* Source records:
- Opening Delimiter -
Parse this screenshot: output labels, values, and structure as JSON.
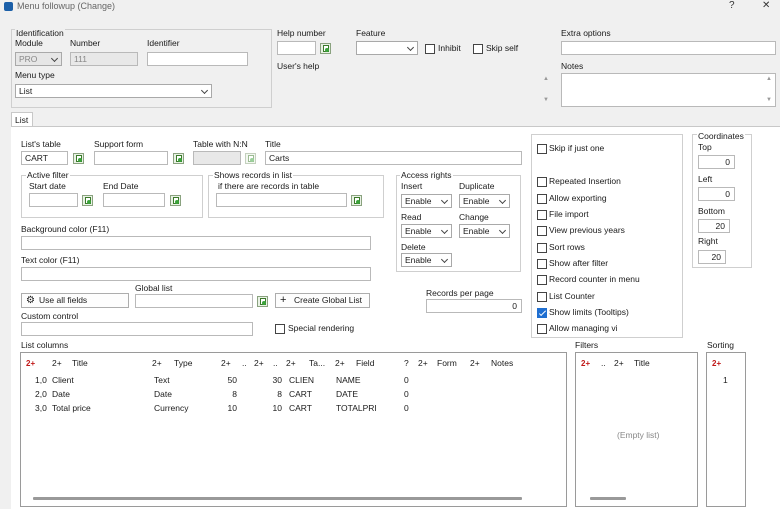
{
  "window": {
    "title": "Menu followup (Change)",
    "help_btn": "?",
    "close_btn": "✕"
  },
  "identification": {
    "header": "Identification",
    "module_label": "Module",
    "module_value": "PRO",
    "number_label": "Number",
    "number_value": "111",
    "identifier_label": "Identifier",
    "identifier_value": "",
    "menu_type_label": "Menu type",
    "menu_type_value": "List"
  },
  "help": {
    "help_number_label": "Help number",
    "feature_label": "Feature",
    "inhibit_label": "Inhibit",
    "skip_self_label": "Skip self",
    "users_help_label": "User's help"
  },
  "extra": {
    "extra_options_label": "Extra options",
    "notes_label": "Notes"
  },
  "tab": {
    "list_label": "List"
  },
  "list": {
    "lists_table_label": "List's table",
    "lists_table_value": "CART",
    "support_form_label": "Support form",
    "table_nn_label": "Table with N:N",
    "title_label": "Title",
    "title_value": "Carts",
    "active_filter_label": "Active filter",
    "start_date_label": "Start date",
    "end_date_label": "End Date",
    "shows_records_label": "Shows records in list",
    "if_records_label": "if there are records in table",
    "access_rights_label": "Access rights",
    "insert_label": "Insert",
    "insert_value": "Enable",
    "duplicate_label": "Duplicate",
    "duplicate_value": "Enable",
    "read_label": "Read",
    "read_value": "Enable",
    "change_label": "Change",
    "change_value": "Enable",
    "delete_label": "Delete",
    "delete_value": "Enable",
    "bg_color_label": "Background color (F11)",
    "text_color_label": "Text color (F11)",
    "use_all_fields_label": "Use all fields",
    "global_list_label": "Global list",
    "create_global_list_label": "Create Global List",
    "records_per_page_label": "Records per page",
    "records_per_page_value": "0",
    "custom_control_label": "Custom control",
    "special_rendering_label": "Special rendering"
  },
  "options": [
    {
      "label": "Skip if just one",
      "checked": false
    },
    {
      "label": "Repeated Insertion",
      "checked": false
    },
    {
      "label": "Allow exporting",
      "checked": false
    },
    {
      "label": "File import",
      "checked": false
    },
    {
      "label": "View previous years",
      "checked": false
    },
    {
      "label": "Sort rows",
      "checked": false
    },
    {
      "label": "Show after filter",
      "checked": false
    },
    {
      "label": "Record counter in menu",
      "checked": false
    },
    {
      "label": "List Counter",
      "checked": false
    },
    {
      "label": "Show limits (Tooltips)",
      "checked": true
    },
    {
      "label": "Allow managing vi",
      "checked": false
    }
  ],
  "coordinates": {
    "header": "Coordinates",
    "top_label": "Top",
    "top_value": "0",
    "left_label": "Left",
    "left_value": "0",
    "bottom_label": "Bottom",
    "bottom_value": "20",
    "right_label": "Right",
    "right_value": "20"
  },
  "list_columns": {
    "header": "List columns",
    "headers": [
      "Title",
      "Type",
      "..",
      "Ta...",
      "Field",
      "Form",
      "Notes"
    ],
    "rows": [
      {
        "num": "1,0",
        "title": "Client",
        "type": "Text",
        "a": "50",
        "b": "30",
        "table": "CLIEN",
        "field": "NAME",
        "c": "0"
      },
      {
        "num": "2,0",
        "title": "Date",
        "type": "Date",
        "a": "8",
        "b": "8",
        "table": "CART",
        "field": "DATE",
        "c": "0"
      },
      {
        "num": "3,0",
        "title": "Total price",
        "type": "Currency",
        "a": "10",
        "b": "10",
        "table": "CART",
        "field": "TOTALPRI",
        "c": "0"
      }
    ]
  },
  "filters": {
    "header": "Filters",
    "col_dots": "..",
    "col_title": "Title",
    "empty_text": "(Empty list)"
  },
  "sorting": {
    "header": "Sorting",
    "value": "1"
  },
  "colors": {
    "accent": "#1f6fd1",
    "sort_icon": "#c01818"
  }
}
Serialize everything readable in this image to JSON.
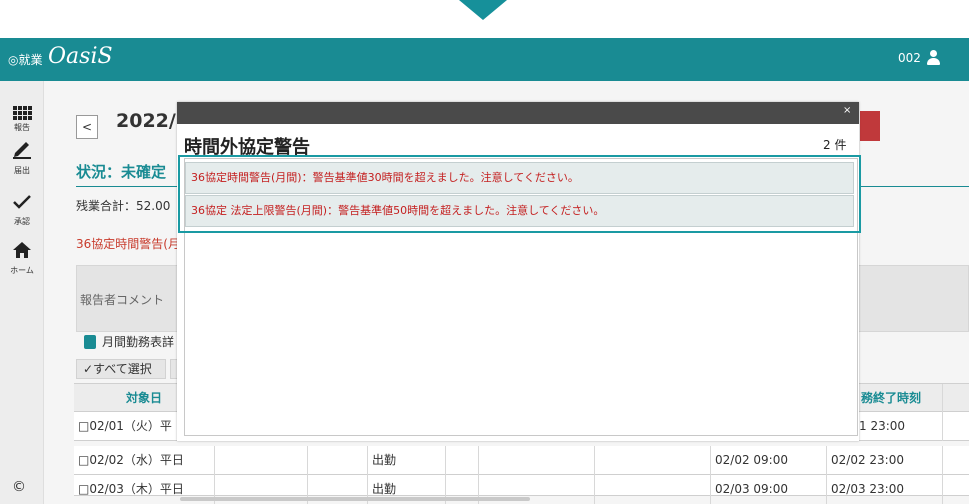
{
  "header": {
    "logo_small": "◎就業",
    "logo_big": "OasiS",
    "user_id": "002"
  },
  "sidebar": {
    "items": [
      {
        "label": "報告",
        "icon": "grid-icon"
      },
      {
        "label": "届出",
        "icon": "pencil-icon"
      },
      {
        "label": "承認",
        "icon": "check-icon"
      },
      {
        "label": "ホーム",
        "icon": "home-icon"
      }
    ],
    "footer_glyph": "©"
  },
  "main": {
    "prev_label": "<",
    "year_title": "2022/",
    "status": "状況：未確定",
    "overtime": "残業合計：52.00",
    "warning_text": "36協定時間警告(月",
    "comment_label": "報告者コメント",
    "monthly_link": "月間勤務表詳",
    "select_all": "✓すべて選択"
  },
  "table": {
    "headers": [
      "対象日",
      "",
      "",
      "",
      "",
      "",
      "",
      "",
      "務終了時刻",
      ""
    ],
    "rows": [
      [
        "□02/01（火）平",
        "",
        "",
        "",
        "",
        "",
        "",
        "",
        "1 23:00",
        ""
      ],
      [
        "□02/02（水）平日",
        "",
        "",
        "出勤",
        "",
        "",
        "",
        "02/02 09:00",
        "02/02 23:00",
        ""
      ],
      [
        "□02/03（木）平日",
        "",
        "",
        "出勤",
        "",
        "",
        "",
        "02/03 09:00",
        "02/03 23:00",
        ""
      ]
    ]
  },
  "modal": {
    "close_label": "×",
    "title": "時間外協定警告",
    "count": "2 件",
    "alerts": [
      "36協定時間警告(月間)：警告基準値30時間を超えました。注意してください。",
      "36協定 法定上限警告(月間)：警告基準値50時間を超えました。注意してください。"
    ]
  },
  "colors": {
    "brand_teal": "#198b93",
    "alert_red": "#c42020",
    "stamp_red": "#c0393b"
  }
}
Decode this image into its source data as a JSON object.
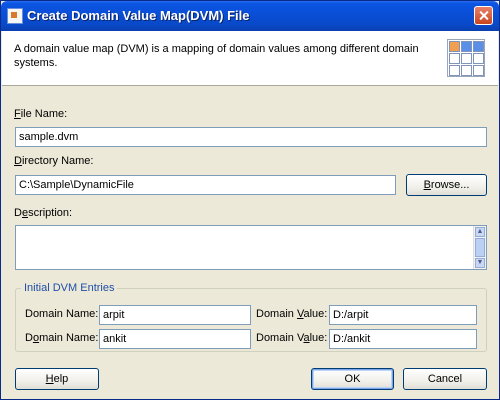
{
  "window": {
    "title": "Create Domain Value Map(DVM) File"
  },
  "info": {
    "text": "A domain value map (DVM) is a mapping of domain values among different domain systems."
  },
  "file_name": {
    "label_first": "F",
    "label_rest": "ile Name:",
    "value": "sample.dvm"
  },
  "directory": {
    "label_first": "D",
    "label_rest": "irectory Name:",
    "value": "C:\\Sample\\DynamicFile",
    "browse_first": "B",
    "browse_rest": "rowse..."
  },
  "description": {
    "label_pre": "D",
    "label_u": "e",
    "label_rest": "scription:",
    "value": ""
  },
  "dvm_entries": {
    "title": "Initial DVM Entries",
    "rows": [
      {
        "name_label_pre": "Domain Name: ",
        "name_value": "arpit",
        "value_label_pre": "Domain ",
        "value_label_u": "V",
        "value_label_rest": "alue:",
        "value_value": "D:/arpit"
      },
      {
        "name_label_pre": "D",
        "name_label_u": "o",
        "name_label_rest": "main Name:",
        "name_value": "ankit",
        "value_label_pre": "Domain V",
        "value_label_u": "a",
        "value_label_rest": "lue:",
        "value_value": "D:/ankit"
      }
    ]
  },
  "buttons": {
    "help_first": "H",
    "help_rest": "elp",
    "ok": "OK",
    "cancel": "Cancel"
  }
}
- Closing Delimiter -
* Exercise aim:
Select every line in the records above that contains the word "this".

* Your response:
Parse this screenshot: output labels, values, and structure as JSON.
Serialize everything readable in this image to JSON.
Decode this image into its source data as a JSON object.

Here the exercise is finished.